In the old days, you thought of middle linebackers - maybe Dick Butkus, or Mike Singletary - as being the really "chatty" guys on the field, barking out instructions to everyone else on their side of the line of scrimmage.

But nowadays [in the last ten or fifteen years], most of the talk at the line of scrimmage seems to involve the offensive linemen - they're all yelling at each other and pointing and trying to figure out who's going to pick up which blocking assignment [depending on whether or not the blitz materializes or is simply faked - another decision which has to be made on the part of the offensive line no later than when the ball is snapped - is it real, or is it a feint?].

And then there are the poor offensive tackles out there all alone, trying to decide beforehand: Is he going wide to the outside, or is he going to spin to the inside, and which way do I shift my weight to try to anticipate it?

I imagine that there's nothing quite like being an offensive tackle, isolated on national television, when he misreads the rush/blitz, and one of his assignments goes right around him and nails the QB - talk about embarrassment & humiliation...

Anonymous said...

This is true in Rugby as well. The biggest, smartest and slowest guys end up playing equivalent of O and D line. Fastest guys carry the ball regardless of intelligence. This is why the pack is constantly cursing the backs for their stupidity.

Also, good running is largely instinct with some experience thrown in, not cognitive ability. Some guys just have it in them to burn people, and some don't.

Anonymous said...

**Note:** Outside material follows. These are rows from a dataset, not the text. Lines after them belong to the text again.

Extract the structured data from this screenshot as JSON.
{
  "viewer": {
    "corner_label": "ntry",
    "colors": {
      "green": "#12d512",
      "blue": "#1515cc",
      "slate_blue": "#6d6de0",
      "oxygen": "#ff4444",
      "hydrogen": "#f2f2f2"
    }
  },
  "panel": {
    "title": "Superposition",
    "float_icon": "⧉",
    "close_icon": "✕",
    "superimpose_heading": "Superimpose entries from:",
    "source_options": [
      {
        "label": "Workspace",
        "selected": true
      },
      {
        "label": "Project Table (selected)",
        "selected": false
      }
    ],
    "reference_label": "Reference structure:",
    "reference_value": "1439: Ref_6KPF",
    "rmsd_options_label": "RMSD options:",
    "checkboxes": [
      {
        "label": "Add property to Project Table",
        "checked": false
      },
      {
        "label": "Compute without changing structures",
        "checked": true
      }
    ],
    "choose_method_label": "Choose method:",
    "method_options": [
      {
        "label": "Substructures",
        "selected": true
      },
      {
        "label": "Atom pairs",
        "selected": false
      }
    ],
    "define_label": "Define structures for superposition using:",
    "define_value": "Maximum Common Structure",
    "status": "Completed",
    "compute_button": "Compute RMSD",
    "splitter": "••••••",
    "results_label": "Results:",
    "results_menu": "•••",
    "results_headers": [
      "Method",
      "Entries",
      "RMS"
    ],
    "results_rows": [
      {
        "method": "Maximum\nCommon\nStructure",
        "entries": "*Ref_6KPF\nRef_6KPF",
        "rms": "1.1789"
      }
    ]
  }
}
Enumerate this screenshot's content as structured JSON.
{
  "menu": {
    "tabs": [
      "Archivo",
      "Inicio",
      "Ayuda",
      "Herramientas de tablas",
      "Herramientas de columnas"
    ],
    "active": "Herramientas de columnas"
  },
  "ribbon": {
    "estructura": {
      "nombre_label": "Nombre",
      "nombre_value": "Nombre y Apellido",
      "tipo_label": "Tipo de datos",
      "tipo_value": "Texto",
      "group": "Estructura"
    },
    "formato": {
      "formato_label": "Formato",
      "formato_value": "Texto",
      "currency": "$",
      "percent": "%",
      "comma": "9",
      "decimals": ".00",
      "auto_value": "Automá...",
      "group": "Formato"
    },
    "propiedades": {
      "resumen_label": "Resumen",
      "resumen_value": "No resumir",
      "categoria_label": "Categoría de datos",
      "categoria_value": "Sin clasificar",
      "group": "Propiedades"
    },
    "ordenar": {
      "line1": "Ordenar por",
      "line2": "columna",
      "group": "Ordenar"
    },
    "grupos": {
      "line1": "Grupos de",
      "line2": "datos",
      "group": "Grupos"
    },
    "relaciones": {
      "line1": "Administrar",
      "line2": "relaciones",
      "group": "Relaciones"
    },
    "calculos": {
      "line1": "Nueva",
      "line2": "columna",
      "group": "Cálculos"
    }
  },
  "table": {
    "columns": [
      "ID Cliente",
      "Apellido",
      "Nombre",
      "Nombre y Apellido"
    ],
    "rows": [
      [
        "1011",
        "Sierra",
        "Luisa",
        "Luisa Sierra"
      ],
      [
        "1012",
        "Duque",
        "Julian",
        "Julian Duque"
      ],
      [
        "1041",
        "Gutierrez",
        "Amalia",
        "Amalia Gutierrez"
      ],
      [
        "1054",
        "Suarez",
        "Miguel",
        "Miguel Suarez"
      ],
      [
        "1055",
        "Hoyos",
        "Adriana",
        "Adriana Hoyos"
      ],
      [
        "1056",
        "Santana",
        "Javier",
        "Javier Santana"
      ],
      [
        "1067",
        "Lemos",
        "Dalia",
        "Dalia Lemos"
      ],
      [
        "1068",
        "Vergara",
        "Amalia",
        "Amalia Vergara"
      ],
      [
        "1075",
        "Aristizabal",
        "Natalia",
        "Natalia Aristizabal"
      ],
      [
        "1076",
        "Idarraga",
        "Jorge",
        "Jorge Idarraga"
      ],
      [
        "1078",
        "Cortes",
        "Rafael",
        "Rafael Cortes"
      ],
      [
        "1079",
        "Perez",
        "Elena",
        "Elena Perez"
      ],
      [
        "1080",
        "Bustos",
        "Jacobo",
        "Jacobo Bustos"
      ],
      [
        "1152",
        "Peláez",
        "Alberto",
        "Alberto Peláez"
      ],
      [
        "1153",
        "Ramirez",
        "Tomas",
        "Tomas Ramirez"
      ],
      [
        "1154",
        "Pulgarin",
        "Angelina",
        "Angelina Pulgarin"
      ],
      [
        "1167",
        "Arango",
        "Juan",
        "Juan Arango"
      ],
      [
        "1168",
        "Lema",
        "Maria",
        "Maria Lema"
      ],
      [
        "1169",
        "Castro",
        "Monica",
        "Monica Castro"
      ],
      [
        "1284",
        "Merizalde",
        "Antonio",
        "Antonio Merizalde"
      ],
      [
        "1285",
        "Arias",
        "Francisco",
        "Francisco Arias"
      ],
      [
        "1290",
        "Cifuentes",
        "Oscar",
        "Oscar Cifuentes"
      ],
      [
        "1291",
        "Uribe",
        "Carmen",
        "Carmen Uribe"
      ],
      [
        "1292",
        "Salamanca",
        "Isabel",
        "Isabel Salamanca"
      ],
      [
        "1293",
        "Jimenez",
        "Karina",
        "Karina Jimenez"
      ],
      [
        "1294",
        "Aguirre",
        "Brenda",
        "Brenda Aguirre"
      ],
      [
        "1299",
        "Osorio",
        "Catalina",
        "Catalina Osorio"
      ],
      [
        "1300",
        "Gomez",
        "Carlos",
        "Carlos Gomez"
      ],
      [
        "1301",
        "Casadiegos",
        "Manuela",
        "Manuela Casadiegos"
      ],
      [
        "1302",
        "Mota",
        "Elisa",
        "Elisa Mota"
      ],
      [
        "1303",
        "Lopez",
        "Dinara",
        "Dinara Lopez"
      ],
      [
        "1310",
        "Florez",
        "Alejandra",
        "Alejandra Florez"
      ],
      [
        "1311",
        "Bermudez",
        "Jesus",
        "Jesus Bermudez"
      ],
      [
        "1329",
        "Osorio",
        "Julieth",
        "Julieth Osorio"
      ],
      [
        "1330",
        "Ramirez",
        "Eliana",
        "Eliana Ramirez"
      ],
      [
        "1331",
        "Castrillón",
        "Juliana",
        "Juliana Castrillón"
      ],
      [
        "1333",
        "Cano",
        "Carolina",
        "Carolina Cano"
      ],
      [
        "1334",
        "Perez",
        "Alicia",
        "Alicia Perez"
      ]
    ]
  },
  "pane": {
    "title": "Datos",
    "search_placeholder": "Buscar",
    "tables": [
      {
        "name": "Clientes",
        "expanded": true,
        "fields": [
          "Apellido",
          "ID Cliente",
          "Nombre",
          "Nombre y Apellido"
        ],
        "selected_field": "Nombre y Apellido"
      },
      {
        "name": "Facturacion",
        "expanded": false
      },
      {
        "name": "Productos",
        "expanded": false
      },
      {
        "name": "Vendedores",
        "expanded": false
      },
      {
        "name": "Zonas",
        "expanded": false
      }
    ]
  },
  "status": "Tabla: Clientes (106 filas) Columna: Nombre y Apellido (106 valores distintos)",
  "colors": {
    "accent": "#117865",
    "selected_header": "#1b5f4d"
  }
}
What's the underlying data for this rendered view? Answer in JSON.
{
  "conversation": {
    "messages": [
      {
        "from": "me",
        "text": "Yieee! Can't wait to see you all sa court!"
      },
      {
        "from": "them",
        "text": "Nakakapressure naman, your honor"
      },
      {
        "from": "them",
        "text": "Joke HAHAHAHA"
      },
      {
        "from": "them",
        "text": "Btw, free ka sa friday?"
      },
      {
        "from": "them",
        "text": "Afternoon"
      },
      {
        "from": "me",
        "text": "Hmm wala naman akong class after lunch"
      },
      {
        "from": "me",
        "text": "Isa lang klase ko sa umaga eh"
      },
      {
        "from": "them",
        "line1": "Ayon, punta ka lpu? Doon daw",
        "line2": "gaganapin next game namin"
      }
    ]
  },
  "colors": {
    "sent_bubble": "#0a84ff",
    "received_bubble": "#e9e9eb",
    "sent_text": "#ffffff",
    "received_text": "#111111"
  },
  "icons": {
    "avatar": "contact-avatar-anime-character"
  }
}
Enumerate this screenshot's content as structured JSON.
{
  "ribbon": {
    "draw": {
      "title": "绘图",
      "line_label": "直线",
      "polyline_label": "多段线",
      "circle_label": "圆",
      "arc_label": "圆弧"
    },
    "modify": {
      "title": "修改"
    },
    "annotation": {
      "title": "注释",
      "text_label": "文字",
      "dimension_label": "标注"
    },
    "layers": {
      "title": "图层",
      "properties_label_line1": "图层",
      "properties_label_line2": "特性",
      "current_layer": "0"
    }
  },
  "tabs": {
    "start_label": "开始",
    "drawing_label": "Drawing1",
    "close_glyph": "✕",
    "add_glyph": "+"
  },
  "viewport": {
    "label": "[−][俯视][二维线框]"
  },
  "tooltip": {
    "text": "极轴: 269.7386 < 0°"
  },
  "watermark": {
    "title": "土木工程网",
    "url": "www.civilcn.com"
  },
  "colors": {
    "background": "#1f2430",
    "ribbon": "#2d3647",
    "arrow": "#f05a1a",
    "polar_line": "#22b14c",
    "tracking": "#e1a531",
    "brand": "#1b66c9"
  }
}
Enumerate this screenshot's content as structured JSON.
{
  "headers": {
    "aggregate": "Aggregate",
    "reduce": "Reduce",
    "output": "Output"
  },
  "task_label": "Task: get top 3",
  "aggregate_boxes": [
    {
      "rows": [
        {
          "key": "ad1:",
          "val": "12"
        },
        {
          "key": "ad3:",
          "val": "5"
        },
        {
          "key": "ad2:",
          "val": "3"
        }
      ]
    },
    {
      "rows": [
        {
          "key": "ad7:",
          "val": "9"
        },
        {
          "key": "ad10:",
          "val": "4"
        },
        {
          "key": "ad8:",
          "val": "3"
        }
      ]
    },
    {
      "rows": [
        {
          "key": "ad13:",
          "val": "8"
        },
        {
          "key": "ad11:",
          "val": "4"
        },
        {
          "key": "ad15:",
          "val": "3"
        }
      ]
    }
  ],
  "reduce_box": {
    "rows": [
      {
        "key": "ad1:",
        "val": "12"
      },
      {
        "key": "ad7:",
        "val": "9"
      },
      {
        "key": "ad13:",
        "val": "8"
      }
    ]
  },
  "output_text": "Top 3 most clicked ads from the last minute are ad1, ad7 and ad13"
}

I agree with Sisyphus's comments. Of note, the Denver Broncos' offensive line does not give individual interviews; they issue statements on behalf of the whole unit.

If the graphing is to be believed, it also appears that linebackers are more intelligent than the tailbacks, secondary & wideouts, which seems consistent with what I know of the game. Good linebackers combine extraordinary athleticism with a strategic grasp of the entire scheme on that side of the ball. Since foot speed is an advantage though, the nod goes more to black athletes for this position. However, I think the position also allows for the kind of intelligence not necessarily picked up by IQ tests like, as Steve has pointed out, the markedly un-white ability to keep up a running stream of trash talk while engaged in constant split-second decisionmaking.

-Senor Doug

josh said...

QB's are supposedly the highest IQ players on the field. Has Brett Favre kind of screwed up that theory?

Anonymous said...

West Africans don't just have longer legs than everybody else they have longer arms. Having long arms gives you leverage if throwing something light like a baseball but less if you are pushing something heavy like a shot put or a bench press.

Anonymous said...

The QB numbers are increasingly reduced by the NFL's insistence that there be more blacks at this most visible position.

Rest assured that Michael Vick's sabbatical has raised the average QB IQ more than a few points.

And that the Super Bowls will be won by the Bradys and Mannings of the world.

Brutus